EXERCISE REQUIREMENTS: Scan the listing below for the string "volume" and copy each line where it turns up.

RECORDS SUPPLIED:
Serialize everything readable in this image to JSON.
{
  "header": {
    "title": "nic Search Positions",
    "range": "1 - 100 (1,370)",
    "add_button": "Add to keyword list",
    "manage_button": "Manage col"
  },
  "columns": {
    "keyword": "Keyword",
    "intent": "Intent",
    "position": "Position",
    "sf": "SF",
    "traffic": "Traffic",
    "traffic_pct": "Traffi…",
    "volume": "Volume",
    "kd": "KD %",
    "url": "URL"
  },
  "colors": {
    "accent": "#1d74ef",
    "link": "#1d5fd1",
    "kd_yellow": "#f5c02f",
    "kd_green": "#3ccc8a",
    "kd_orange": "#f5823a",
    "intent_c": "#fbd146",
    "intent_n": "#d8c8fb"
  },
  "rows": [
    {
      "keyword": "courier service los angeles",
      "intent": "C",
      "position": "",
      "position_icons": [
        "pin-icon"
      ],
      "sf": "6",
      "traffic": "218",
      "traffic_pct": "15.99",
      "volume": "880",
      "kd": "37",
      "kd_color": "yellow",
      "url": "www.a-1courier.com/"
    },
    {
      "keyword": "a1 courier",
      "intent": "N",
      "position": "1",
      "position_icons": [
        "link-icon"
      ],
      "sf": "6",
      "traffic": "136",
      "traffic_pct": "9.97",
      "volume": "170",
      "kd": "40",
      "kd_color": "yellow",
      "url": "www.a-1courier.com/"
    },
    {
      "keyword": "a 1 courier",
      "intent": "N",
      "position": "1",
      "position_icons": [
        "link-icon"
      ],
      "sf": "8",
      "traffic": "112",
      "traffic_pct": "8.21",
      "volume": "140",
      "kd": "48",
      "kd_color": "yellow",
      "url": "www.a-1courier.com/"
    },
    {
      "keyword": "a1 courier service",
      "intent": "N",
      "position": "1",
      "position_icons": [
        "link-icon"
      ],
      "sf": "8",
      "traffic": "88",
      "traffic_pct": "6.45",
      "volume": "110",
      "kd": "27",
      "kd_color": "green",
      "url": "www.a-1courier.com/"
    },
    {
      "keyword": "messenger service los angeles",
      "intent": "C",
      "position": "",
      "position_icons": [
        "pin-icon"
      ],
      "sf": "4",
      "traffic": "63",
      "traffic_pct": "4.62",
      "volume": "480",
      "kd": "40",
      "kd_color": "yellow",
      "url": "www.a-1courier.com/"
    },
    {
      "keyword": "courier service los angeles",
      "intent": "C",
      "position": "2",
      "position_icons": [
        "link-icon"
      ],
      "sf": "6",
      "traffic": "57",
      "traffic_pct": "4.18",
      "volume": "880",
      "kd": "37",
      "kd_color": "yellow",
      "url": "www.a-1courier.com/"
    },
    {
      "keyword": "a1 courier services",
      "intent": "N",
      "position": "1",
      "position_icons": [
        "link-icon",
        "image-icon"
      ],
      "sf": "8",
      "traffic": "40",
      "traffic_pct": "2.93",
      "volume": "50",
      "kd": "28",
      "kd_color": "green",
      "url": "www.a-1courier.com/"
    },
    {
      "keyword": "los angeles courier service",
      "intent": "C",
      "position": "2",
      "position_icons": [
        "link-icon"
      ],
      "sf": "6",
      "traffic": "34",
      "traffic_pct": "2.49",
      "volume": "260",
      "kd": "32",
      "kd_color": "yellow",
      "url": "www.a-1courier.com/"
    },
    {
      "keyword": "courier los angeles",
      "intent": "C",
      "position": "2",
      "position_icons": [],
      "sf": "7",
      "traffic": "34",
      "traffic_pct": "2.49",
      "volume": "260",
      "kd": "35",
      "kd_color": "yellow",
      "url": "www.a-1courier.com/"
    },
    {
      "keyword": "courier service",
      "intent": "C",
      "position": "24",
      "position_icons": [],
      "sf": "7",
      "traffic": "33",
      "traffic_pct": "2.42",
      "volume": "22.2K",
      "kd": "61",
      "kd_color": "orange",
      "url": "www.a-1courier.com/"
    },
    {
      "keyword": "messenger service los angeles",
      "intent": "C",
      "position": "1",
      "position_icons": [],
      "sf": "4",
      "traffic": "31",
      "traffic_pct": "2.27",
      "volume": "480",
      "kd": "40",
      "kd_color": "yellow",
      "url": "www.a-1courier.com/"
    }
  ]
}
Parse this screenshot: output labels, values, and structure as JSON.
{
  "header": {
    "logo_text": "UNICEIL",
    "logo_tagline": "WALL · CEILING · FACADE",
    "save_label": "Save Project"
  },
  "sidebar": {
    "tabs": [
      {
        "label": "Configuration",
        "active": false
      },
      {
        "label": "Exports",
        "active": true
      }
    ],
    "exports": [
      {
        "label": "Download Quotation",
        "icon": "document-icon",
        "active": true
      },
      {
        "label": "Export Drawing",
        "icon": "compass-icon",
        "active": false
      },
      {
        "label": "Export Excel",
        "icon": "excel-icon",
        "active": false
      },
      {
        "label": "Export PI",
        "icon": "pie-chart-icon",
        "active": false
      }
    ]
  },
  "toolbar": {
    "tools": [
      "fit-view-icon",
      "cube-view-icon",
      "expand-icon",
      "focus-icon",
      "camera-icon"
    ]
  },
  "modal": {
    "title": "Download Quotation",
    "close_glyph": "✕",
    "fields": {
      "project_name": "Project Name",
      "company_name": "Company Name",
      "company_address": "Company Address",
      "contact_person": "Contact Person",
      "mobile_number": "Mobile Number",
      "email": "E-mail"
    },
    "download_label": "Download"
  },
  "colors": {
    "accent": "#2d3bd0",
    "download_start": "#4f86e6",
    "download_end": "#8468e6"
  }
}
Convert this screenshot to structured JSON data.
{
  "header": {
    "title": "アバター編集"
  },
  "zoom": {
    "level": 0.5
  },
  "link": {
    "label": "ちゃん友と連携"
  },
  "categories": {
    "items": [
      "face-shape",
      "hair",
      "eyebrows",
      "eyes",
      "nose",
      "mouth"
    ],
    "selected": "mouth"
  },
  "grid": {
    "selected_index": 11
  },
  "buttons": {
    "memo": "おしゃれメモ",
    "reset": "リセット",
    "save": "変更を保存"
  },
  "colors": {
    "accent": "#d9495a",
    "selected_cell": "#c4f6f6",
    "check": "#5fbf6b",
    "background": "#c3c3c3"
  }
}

OUTPUT:
    "volume": "Volume",
      "volume": "880",
      "volume": "170",
      "volume": "140",
      "volume": "110",
      "volume": "480",
      "volume": "880",
      "volume": "50",
      "volume": "260",
      "volume": "260",
      "volume": "22.2K",
      "volume": "480",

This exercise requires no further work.